#### [About this task]
Go through the data below and count every line that has the word "Compiler". Return only the count.

#### [Provided data]
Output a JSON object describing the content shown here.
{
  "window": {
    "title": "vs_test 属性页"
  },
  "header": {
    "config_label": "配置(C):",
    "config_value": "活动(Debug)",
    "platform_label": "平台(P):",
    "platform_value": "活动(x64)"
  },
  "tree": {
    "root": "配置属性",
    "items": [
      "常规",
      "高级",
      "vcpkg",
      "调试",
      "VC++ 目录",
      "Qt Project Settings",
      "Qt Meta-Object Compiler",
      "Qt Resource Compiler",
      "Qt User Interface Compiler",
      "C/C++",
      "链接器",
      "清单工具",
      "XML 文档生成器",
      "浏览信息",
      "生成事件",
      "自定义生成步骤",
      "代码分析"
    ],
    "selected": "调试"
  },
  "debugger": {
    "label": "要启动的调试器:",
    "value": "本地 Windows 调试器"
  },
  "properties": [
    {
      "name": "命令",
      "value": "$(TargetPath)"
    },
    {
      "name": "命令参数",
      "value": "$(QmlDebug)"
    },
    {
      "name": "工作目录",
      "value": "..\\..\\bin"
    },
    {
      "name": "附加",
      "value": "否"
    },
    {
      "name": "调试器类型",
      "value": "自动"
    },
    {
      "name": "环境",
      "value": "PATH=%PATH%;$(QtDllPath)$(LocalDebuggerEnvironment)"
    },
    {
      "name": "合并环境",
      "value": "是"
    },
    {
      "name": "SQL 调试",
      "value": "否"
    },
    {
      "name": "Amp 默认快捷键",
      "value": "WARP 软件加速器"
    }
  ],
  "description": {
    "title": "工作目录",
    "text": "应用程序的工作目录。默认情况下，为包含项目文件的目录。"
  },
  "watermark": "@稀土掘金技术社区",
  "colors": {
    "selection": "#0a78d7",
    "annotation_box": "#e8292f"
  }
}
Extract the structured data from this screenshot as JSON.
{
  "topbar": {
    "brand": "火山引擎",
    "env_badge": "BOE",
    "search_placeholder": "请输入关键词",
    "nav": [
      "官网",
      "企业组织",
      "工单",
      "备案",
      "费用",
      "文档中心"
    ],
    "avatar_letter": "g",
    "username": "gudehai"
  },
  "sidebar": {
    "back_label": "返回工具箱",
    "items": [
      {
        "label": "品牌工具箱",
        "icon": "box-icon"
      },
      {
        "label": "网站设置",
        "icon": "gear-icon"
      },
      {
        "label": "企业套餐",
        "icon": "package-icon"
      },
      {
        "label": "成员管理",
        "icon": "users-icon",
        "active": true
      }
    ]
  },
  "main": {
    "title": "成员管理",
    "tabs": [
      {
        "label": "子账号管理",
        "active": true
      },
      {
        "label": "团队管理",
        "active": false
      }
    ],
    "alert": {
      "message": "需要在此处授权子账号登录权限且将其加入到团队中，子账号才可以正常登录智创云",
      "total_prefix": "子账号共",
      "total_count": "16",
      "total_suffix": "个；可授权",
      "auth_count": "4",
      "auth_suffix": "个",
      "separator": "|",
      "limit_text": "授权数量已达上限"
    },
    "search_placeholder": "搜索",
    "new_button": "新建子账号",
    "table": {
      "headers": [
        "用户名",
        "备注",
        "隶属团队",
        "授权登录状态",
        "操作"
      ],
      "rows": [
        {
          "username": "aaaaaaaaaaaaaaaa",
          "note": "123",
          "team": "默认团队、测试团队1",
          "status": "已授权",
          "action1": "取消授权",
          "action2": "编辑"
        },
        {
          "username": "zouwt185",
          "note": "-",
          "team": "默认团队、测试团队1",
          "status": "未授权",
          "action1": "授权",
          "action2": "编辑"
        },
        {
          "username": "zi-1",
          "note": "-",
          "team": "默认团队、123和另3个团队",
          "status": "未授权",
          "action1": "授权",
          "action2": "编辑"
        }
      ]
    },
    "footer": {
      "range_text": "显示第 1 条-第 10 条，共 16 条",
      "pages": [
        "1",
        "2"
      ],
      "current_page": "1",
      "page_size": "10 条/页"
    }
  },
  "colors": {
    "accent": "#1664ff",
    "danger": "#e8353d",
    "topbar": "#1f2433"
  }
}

#### [Task answer]
3